Warm Bodies brings a new dynamic to the exhausted genre of fear-inflicting flicks
[flickr id="8453148480" thumbnail="small_320" overlay="true" size="original" group="" align="right"]
It seems as though moviegoers have been paying extremely high prices to see the same film over and over again. Producers have been “creating” films that have the same storyline, leaving viewers unsatisfied. Yet Warm Bodies, released on Feb. 1, takes an exhausted genre and gives it life … literally.
The film starts out humorously with an undead teenager, played by Nicholas Hoult, explaining his life as an average zombie. From the start, Hoult plays an easily likeable character, who continues to charm throughout the movie.
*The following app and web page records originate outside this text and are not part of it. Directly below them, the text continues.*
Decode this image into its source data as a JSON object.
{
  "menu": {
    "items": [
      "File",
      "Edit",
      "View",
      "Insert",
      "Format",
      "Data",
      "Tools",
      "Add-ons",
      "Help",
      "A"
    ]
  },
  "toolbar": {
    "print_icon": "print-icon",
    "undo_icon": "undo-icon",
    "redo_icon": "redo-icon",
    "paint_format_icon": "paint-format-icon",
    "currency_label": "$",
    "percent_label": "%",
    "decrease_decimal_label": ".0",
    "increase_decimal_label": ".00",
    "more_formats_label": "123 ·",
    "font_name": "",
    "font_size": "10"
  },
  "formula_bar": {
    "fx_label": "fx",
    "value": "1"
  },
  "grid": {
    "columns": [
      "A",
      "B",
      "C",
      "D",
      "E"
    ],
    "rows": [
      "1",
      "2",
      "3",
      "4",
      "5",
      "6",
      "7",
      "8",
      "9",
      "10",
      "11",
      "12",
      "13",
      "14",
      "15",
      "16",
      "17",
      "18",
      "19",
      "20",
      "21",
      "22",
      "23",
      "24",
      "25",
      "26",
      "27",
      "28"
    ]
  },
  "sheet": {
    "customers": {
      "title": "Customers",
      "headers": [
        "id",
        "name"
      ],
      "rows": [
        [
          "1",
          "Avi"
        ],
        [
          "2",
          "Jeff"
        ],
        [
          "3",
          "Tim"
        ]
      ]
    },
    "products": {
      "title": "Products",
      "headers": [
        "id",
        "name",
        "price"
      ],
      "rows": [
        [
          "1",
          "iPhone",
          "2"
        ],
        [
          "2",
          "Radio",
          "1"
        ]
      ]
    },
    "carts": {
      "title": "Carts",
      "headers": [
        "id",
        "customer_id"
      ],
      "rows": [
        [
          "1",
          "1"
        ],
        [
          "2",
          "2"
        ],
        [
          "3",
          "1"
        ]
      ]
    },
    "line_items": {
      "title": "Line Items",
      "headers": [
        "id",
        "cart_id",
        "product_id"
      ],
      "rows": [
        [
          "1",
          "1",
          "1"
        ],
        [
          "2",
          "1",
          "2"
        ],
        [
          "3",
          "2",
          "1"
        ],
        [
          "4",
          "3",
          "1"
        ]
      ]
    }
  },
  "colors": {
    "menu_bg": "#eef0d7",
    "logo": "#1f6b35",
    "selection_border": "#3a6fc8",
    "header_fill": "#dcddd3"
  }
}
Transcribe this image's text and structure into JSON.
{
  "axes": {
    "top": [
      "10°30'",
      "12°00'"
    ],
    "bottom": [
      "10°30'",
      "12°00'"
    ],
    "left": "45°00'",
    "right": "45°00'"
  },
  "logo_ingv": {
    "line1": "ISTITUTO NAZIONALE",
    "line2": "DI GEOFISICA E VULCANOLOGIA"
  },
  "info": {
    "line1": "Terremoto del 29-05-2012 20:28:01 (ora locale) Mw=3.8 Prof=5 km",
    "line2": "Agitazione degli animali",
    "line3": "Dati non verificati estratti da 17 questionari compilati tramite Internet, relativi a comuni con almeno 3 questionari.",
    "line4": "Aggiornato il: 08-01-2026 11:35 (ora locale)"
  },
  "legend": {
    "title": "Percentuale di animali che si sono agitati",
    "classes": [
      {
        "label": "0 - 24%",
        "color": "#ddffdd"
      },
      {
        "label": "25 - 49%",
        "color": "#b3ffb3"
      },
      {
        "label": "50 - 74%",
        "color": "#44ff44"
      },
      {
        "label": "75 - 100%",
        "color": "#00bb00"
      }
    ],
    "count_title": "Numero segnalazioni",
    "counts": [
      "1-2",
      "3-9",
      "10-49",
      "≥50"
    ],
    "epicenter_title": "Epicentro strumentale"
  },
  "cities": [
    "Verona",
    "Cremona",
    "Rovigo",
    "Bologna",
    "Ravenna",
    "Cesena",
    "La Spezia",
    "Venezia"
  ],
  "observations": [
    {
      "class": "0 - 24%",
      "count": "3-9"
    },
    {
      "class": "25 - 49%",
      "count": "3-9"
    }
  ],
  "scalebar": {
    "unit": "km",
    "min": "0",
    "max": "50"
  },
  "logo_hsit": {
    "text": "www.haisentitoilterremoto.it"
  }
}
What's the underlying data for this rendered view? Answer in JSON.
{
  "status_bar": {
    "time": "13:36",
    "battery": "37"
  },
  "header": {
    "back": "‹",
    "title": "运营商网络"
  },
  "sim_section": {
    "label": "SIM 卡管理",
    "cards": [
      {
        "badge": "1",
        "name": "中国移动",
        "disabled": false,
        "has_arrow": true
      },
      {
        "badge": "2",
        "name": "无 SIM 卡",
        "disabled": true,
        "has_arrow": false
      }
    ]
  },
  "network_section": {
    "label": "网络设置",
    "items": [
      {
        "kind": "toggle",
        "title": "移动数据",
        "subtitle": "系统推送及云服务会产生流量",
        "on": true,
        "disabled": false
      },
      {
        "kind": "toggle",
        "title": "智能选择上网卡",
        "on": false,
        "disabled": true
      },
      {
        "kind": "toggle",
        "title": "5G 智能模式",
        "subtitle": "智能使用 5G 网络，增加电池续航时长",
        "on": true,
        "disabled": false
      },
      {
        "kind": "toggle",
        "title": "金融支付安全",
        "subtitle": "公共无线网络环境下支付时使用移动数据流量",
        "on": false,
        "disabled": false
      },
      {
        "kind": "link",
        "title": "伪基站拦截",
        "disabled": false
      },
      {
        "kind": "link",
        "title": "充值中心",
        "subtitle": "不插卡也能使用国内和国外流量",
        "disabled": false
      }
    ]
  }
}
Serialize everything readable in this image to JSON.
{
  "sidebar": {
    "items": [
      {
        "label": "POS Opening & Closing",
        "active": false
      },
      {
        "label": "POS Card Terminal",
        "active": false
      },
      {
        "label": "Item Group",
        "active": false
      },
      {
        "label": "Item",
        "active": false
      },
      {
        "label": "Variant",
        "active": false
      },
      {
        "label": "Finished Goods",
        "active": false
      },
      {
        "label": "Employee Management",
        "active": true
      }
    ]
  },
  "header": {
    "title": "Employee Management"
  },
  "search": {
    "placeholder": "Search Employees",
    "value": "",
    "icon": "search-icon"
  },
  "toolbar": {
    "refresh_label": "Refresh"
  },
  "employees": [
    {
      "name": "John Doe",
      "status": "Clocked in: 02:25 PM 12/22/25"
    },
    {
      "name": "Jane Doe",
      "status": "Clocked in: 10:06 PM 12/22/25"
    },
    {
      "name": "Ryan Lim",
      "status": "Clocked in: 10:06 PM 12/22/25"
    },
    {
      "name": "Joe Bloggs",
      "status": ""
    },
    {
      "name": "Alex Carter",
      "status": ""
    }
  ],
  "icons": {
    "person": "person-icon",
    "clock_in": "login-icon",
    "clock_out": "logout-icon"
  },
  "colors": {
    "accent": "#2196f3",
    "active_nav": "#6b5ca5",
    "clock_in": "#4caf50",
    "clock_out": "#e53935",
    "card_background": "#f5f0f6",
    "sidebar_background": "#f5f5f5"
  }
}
On a mission for food, Hoult’s character — simply named R — and his posse of zombies encounter a group of teenagers. Instantly, R is smitten with the lovely Julie, played by Teresa Palmer. R saves Julie from the zombie ambush and the two set off on an adventure budding with romance.
The aspect that sets this movie apart from the rest is that the zombies are capable of developing feelings. Although it does have some cliché aspects, such as Julie’s father disliking R, and the routine fight between the lovers which is quickly resolved, Warm Bodies still stands out from the rest.
After watching depressing zombie movies and television series that leave viewers with a sense of hopelessness, it is nice to feel uplifted while leaving the theater.
It seems as though there is never a cure for the zombie apocalypse in this overused genre, which seems ridiculous with such advancement in technology. Of course zombies will remain as fiction, but that does not mean there cannot be any realistic aspects.
Warm Bodies had instances of comedy to keep the movie light, romance and action to keep the adrenaline going, and a fair dose of horror with the skeletal-like zombies that try to take over the world.
Jonathan Levine, the director and screenwriter of Warm Bodies, is known for emotional movies such as 50/50. He did an excellent job incorporating all of the aspects of a movie together to make a wholehearted, humorous zombie film. Warm Bodies is Levine’s seventh movie and clearly illustrates that the director has a successful career ahead of him.
The acting in this movie was adequate enough to execute the plot clearly. Cosmetics could have been better, since the makeup on R was extremely obvious. The characters were very relatable and it was easy to get attached to them, making the plot even more intriguing.
Overall, Warm Bodies was a fresh, exciting and uplifting film. Although it most likely will not win any Oscars, it will please many viewers. It was ironic and witty, different from any movie that I have seen recently.
It may be difficult for producers and directors to forge new movies with unique plots, but the film proves that creative filmmaking is still possible when it comes to the genre of zombies.